Aggregation Complexity vs Serial Reconciliation
Updated: Aug 6, 2019
One thing I often hear is that Aggregation is too complicated to install or that it makes the production process too inefficient. My instant reaction, quite honestly is "Rubbish!!" - being English helps sometimes. :-)
In my previous role together with my excellent team and partners (one of whom I now work for) I oversaw and physically installed many or the 80 or so serialization solutions employed. 100% of these contained full aggregation, unit to pallet.
The challenge of not aggregating is relatively simple to portray. You print a carton, it gets inspected, if it fails, it is rejected and the majority that pass get packed into the next stage of production. Or do they? The problem is that most companies who do not aggregate also have no idea as to whether a unit level item has been packed at any stage of the process. At best, they can hope that the total of full pallets plus the full cases on the final pallet and the partial case is close to the number of 'passed' serials - in general it isn't for a whole range of reasons. On occasions, I've heard of failed units being packed in error and that the total number of units sent to the warehouse of 1-8% different (up or down) to the verified quantity.
In a world where the industry is trying to ensure that only real product gets handed to the patient, this situation is really unhelpful and actually dangerous.
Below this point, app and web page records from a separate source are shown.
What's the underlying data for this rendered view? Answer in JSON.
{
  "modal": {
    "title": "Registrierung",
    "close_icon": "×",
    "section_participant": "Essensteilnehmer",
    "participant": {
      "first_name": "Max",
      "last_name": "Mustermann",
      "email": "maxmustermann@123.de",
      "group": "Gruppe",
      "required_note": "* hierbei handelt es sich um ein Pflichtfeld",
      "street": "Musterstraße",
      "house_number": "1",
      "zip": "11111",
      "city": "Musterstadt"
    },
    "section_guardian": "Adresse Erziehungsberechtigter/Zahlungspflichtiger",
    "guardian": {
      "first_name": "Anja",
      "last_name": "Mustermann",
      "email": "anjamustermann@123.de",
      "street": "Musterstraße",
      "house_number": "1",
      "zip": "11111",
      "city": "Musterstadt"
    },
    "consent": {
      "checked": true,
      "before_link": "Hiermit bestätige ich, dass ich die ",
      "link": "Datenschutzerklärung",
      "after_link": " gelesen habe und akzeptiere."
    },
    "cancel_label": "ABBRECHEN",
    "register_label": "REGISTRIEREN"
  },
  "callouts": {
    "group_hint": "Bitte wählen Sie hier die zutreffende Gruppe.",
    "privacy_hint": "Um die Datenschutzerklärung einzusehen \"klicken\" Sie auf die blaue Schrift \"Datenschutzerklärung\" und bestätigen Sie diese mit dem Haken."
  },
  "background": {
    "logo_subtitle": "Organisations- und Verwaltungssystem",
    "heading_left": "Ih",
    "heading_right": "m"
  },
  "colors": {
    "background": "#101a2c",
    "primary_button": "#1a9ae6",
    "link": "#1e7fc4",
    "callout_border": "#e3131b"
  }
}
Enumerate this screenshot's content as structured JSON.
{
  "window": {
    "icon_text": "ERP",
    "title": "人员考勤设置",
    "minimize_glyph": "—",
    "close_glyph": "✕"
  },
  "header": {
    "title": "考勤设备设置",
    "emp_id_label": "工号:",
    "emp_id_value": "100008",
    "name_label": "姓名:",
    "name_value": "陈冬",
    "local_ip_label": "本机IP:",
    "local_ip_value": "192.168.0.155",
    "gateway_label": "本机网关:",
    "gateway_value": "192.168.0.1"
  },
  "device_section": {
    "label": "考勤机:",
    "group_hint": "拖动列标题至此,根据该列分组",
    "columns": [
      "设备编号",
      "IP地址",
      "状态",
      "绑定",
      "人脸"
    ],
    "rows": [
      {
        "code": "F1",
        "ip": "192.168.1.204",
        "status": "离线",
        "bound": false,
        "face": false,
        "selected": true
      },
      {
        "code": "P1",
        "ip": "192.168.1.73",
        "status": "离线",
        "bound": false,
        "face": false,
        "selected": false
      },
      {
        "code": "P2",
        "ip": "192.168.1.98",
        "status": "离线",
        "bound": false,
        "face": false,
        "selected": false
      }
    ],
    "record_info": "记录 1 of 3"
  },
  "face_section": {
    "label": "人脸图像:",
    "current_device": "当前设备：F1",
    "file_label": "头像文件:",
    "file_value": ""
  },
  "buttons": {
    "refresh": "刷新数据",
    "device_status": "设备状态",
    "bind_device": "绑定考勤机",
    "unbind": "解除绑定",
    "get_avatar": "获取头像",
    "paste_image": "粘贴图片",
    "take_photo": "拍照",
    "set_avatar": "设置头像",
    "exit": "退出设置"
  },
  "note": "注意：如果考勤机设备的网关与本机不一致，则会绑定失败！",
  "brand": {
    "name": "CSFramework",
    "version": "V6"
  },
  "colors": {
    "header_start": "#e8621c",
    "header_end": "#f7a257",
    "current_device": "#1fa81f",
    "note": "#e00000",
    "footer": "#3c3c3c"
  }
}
Often, I hear that the reason why a company hasn't aggregated their lines is that "the regulations don't require it". Whilst, in many countries, this is true, what pharma is failing to recognize is that by saving money today (approx 20% of a line cost is in the aggregation to case and a further 5-10% to get to the pallet) - they are committing themselves to a world where no-one really know that the passed or failed product has actually been packed or not - this is good for no-one. Further, by deferring the install to later, the cost will grow to 40%+, not to mention the whole extra set of validation and second change controls that will be needed.
For cartons, aggregation is, depending of the choice of provider, simple and relatively quick. Numerous methods exist from reading serials in a case on a table using a top camera to integration into an automatic case packer. With a number of basic steps in place, these processes not only give the assurance that the failed pack isn't in a case somewhere, but also are extremely efficient. The basics involve good sized ECC200 codes on the packs, nicely spaced characters for the human readable and the use of a god quality print & apply for the case label. The palletizing is really easy and 100% accurate.
In the case of the bottle, it is usually necessary to apply a 'helper code' to the top of bottom of the bottle, pass through a 360 station (which links the helper code to the serial) and then use this to enable a picture in case of a layer of helper codes to perform the aggregation. In this case, the helper code needs to be as large as is practical - UV ink can be used to reduce the impact of the end patient.
The net result is, that in most software, it is now possible to achieve 100% serial reconciliation within minutes of a batch ending. Contrast this to the 'search' for why the quantity doesn't match in the unit serialization only world. Not only is the process more secure, but you stop sending items into government or 3rd party systems that shouldn't be present.
The other aspect of aggregation, which again, has not been well considered is that by creating the accurate relationship between unit and pallet (via optional Bundle and Case) - it is now possible to ship pallets of product to different locations and only send the receiver the serials relating to what they have received in terms of physical stock. Without this, if a batch is split into two destinations, each location has to receive 100% of the data - which means there is 100% redundant data in the supply chain. 200% for 3 and so on.
Another excellent case for aggregation is the ability for the 3PL to be able to pick and ship by case and thus be able to send just the actual serial numbers to the next step in the chain. Again, without this, one of three things occurs:
- All data has to be sent to the case recipient (creates huge waste)
- No data is sent (not really legal)
- 3PL has to scan each pack before sending it (expect a bill from them)
No of these are great for modern industry. IN a world where we are talking about connected devices and Industry 4.0, not aggregating, just doesn't make sense.
Xyntek has both the relationships (through AntaresVision) and the internal expertise to make your Aggregation journey as simple as it can be. Indeed, the Antares suite can be used at the end of any packing line for Aggregation, irrespective of the chosen unit serialization solution. Data is either integrated or learnt live and the result is a properly aggregated Unit/Bundle/Case/Pallet (as needed). Give us a call if you are suffering or undecided - the business case is there and it's not as expensive as you might think.
Senior Director, Global Management & IS Consulting